As an option you can add an additional column of noise calculations by doing the following: First copy all the data entries that are in Column D (Cells D5 through D16) into the same rows of Column E. This will make it easier to follow your progress as you copy and convert formulas from Column D to Column E.

Next copy all the formula entries (the ones in green in Column D of Screen 1) and paste them into the same rows of Column E. At this point Column E will be giving noise calculations for process data in Column D. Next you will need to convert the formulas you have pasted into Column E to make them rely on the data that will be in Column E. This is not too difficult. For example, to convert the formula for X in Column E, click on E25 and you will see the formula from Column D in the formula bar at the top of your Excel sheet. The formula references input data to P_1 and P_2, but in Column D. You need to change these to the references for P_1 and P_2 to their equivalent in Column E. To do this, first highlight P_1 in the formula bar.
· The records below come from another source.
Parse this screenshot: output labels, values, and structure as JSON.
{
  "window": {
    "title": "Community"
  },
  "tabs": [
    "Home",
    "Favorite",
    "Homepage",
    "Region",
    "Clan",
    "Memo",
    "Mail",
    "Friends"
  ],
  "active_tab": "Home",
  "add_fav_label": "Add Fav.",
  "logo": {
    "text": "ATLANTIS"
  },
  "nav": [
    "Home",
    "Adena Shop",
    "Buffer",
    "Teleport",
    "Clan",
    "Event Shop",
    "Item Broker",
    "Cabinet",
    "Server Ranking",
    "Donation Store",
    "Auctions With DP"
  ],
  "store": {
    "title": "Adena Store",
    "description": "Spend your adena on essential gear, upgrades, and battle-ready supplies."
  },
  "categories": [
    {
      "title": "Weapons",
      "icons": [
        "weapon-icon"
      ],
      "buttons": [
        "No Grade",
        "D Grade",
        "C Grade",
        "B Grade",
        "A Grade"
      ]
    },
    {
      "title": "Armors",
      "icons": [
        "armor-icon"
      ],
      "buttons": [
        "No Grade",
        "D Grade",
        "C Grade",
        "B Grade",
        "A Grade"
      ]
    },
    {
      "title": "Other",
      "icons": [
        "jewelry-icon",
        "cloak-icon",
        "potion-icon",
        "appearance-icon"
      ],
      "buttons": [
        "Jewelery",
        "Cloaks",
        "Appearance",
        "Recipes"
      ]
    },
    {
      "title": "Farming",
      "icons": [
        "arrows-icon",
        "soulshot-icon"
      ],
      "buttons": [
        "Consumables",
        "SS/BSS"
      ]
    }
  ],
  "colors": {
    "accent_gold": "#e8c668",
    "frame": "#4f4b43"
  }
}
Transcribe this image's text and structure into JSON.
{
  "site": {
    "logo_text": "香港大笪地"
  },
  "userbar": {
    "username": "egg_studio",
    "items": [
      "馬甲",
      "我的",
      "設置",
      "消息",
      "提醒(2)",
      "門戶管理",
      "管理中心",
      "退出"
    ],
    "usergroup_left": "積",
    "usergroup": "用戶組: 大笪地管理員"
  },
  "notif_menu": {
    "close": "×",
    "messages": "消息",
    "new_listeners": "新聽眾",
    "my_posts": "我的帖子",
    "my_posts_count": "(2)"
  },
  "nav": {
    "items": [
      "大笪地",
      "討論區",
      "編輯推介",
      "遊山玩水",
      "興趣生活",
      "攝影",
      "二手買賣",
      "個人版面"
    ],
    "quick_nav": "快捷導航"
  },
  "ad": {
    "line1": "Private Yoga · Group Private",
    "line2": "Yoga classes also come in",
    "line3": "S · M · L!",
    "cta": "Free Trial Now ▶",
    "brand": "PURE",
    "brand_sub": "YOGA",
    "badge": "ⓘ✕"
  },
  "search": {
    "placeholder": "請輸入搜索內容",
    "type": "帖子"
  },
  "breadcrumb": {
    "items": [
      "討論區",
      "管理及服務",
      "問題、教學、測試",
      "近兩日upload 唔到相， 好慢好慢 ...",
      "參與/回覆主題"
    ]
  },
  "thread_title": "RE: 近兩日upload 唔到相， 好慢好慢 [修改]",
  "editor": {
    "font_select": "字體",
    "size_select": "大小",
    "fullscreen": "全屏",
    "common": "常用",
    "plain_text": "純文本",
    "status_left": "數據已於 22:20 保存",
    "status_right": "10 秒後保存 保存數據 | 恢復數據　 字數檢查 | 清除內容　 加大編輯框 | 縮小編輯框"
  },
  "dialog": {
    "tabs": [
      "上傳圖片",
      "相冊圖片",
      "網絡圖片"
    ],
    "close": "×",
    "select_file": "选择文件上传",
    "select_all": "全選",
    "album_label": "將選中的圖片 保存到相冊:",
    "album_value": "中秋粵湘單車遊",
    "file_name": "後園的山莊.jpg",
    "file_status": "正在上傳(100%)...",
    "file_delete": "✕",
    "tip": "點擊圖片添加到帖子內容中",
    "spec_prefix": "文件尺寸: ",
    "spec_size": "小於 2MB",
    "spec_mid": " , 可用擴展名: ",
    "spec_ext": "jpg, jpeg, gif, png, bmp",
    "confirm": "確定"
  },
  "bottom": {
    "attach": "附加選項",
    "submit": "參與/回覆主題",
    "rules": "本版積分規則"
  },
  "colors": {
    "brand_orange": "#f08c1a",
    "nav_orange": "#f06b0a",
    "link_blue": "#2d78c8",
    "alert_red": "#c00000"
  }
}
Then point to the source for P_1 in Column E (Cell E6). Then highlight P_2 in the formula bar and click on its source in Column E (Cell E7). Finally highlight the second instance of P_1 and then click on its reference in Column E. Save this converted formula by pressing “Enter.” You now have a formula in Column E for X, Pressure ratio in E25 that is based on the entered values of P_1 and P_2 that are entered in Column E. Your converted formula should be “=(E6-E7)/E6”. This needs to be done for all your copied formulas (Column D, Rows 21 and 25 through 30.

If you choose to perform the above steps it will be extremely easy to extend the worksheet to include any number of calculations that you choose. For example, if you want to add another eight calculations to the worksheet, do the following:

- Select Column E, cells (E25 through E31). (Excel will ignore any empty cells.)
- Copy these cells (ctrl + C).
- Click on Cell F21 and drag the pointer to M21
- Paste (ctrl + V)

A significantly enhanced version of this Excel worksheet can be downloaded below:

**Download Aerodynamic Noise ABC Enhanced**

**Article featured in Valve World Magazine**

##### A lesson for me is that I need to involve you earlier in the program.

You were tireless in your support and it will not be forgotten!

##### Latest from Valin's Blog

The NIST Chemistry WebBook contains a great deal of information regarding the properties of a broad range of chemicals and is helpful for those who deal with chemical processes.In this article, Jon Monsen has outlined the procedure for finding the actual density of a gas using the WebBook.